TWENTY-TWO years ago, Bill Ewing was deep in the doldrums. His first marriage had ended, and the former banker and schoolteacher desperately needed a purpose.
Mr. Ewing, now 58, found his calling in hunger.
From his misery came not only direction in his life but also a mission to reduce the misery quotient among Maryland's homeless and hungry. His work began when a friend, civic activist Peggy Waxter, told him about an operation to collect food for shelters, pantries and soup kitchens.
"She knew that I cared about people and she knew that when I was a banker, I liked taking risks and being entrepreneurial," Mr. Ewing said.
He joined Ann Miller, a former nurse and member of the Maryland Food Committee, which had the motto: "There would be no hungry children in Maryland."
Ms. Miller and Mr. Ewing set up shop in a 10,000-square-foot building on Fairlawn Avenue in Northwest Baltimore in 1979. Mr. Ewing became executive director of the Maryland Food Bank 15 years ago.
His work continues in a 52,000-square-foot building on Franklintown Road in West Baltimore, where his Maryland Food Bank collects, stores and distributes 1 million pounds of food a month to organizations who feed the hungry.
William G. Ewing is among those who make life a little better for Maryland's needy. He couldn't possibly count or even estimate the number of people he has served through good and bad economic times. Most of his beneficiaries likely wouldn't know his name or recognize him on the street.
He is unassuming as well. He points out that he earns a salary as executive director. The real heroes in the battle against hunger, he insists, are the 900-plus volunteer organizations -- churches, shelters and kitchens -- that use the food bank and directly feed the hungry.
He's wrong and right. Few people can match his record of fighting hunger over the last two decades. But he hasn't done it alone. The army of volunteers is with him on the front line.
The need remains persistently high. Welfare reform has gotten many families back to work, but often without enough pay for child care, transportation, heat and food.
On a recent walk through the supermarket-sized warehouse, Mr. Ewing greeted five new enlistees. Three are volunteers at area churches, and two volunteered for a secular nonprofit organization.
Mr. Ewing welcomed them to the battle amid cans of soup, spaghetti sauce, rice and flour. The bank also stores and distributes nonfood items, such as cleaning supplies.
The food bank director's work is never easy. Food drives require one beg-a-thon after another. Mr. Ewing depends on his media savvy, glib conversation and relationships with partners such as the U.S. Postal Service to get his message out.
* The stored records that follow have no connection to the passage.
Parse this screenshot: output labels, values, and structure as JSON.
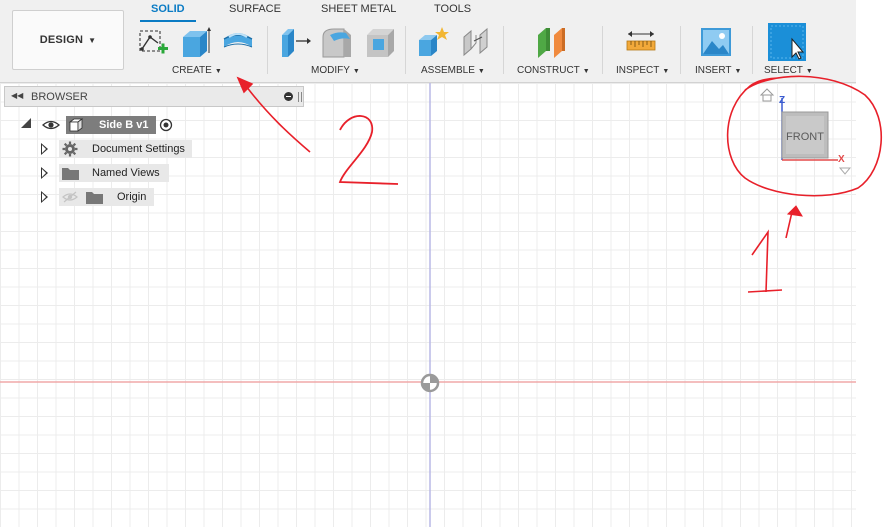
{
  "workspace": {
    "label": "DESIGN"
  },
  "tabs": [
    {
      "label": "SOLID",
      "active": true
    },
    {
      "label": "SURFACE",
      "active": false
    },
    {
      "label": "SHEET METAL",
      "active": false
    },
    {
      "label": "TOOLS",
      "active": false
    }
  ],
  "toolbar_groups": [
    {
      "label": "CREATE",
      "tools": [
        "create-sketch-icon",
        "extrude-icon",
        "revolve-icon"
      ]
    },
    {
      "label": "MODIFY",
      "tools": [
        "press-pull-icon",
        "fillet-icon",
        "shell-icon"
      ]
    },
    {
      "label": "ASSEMBLE",
      "tools": [
        "new-component-icon",
        "joint-icon"
      ]
    },
    {
      "label": "CONSTRUCT",
      "tools": [
        "offset-plane-icon"
      ]
    },
    {
      "label": "INSPECT",
      "tools": [
        "measure-icon"
      ]
    },
    {
      "label": "INSERT",
      "tools": [
        "insert-image-icon"
      ]
    },
    {
      "label": "SELECT",
      "tools": [
        "select-icon"
      ]
    }
  ],
  "browser": {
    "title": "BROWSER",
    "component": "Side B v1",
    "nodes": [
      {
        "label": "Document Settings",
        "icon": "gear-icon"
      },
      {
        "label": "Named Views",
        "icon": "folder-icon"
      },
      {
        "label": "Origin",
        "icon": "folder-icon",
        "hidden": true
      }
    ]
  },
  "viewcube": {
    "face": "FRONT",
    "axis_z": "Z",
    "axis_x": "X"
  },
  "annotations": {
    "label_1": "1",
    "label_2": "2",
    "color": "#e8202a"
  },
  "colors": {
    "accent": "#0a7bc4",
    "x_axis": "#f0a0a0",
    "z_axis": "#b0b0e0",
    "annotation": "#e8202a"
  }
}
He gets mixed results when begging grocery chains, private organizations and individuals for donations.
Headlines in The Sun over the years attest to the successes and failures.
Nov. 26, 1990: "Food drive lags behind '89 effort."
Dec. 12, 1994: "Harvest for Hungry donations grow."
March 14, 1997: "Postal Service food drive drops in donations over past 2 years."
Jan. 14, 2000: "Food bank enriched by blue-collar giving."
Mr. Ewing has had to adjust to major changes. He once cornered the market on area grocery store throwaways. When he got into the hunger business, grocery chains customarily wasted plenty of good food. Just threw it into the Dumpster, he recalled.
"We found, in talking to the A&P;, Pepsi and other companies how much food they were routinely throwing away because there was nothing else to do with it," Mr. Ewing recalled while sitting in his second-floor office that was cluttered with paper, books and food cans.
He said stores and distributors were glad to find a taker for large quantities of food in cans, boxes, bags, jars and bottles. He remembered getting 38 tractor-trailer loads of canned goods from an Eastern Shore distributor.
Now he has competition for such goods. Many deliveries that once went to the food bank are ending up in dollar stores, according to Second Harvest, a network of 188 food banks, including Mr. Ewing's.
The food bank executive director doesn't mind the competition because those places help low-income consumers buy food and other household products.
"All of us would love to throw away the key," Mr. Ewing said, "but we've institutionalized poverty at a much higher level." That becomes obvious when he taps into food bank discussion groups on the Internet. He was planning a meeting in Baltimore of colleagues from across the country, just to brainstorm.
On this day, he was thrilled to receive thousands of pounds of potatoes from Idaho that arrived, mysteriously, in bags labeled "Onions." "We lose food from the grocery industry and we gain it from the fields, we gain it from the restaurants," he said.
The fight to fill empty stomachs is necessarily flexible.
Hunger in Maryland shows no sign of going away. What a wonderful state this would be if we didn't need a food bank, a Bill Ewing, pantries, shelters or soup kitchens. But with hunger still among us, they are indispensable heroes whose work eases suffering.
About this series
This is one in an occasional series that will highlight the achievements and contributions of area residents who have little in common except this: Their lifetime commitments to the arts, the environment, social justice or voluntarism bolster our faith in this region and ourselves. "Champions of Hope," we're calling them, though they could just as easily be defined as heroes. Many are not well-known; others you'll recognize. All bring hope in some way to the people around them.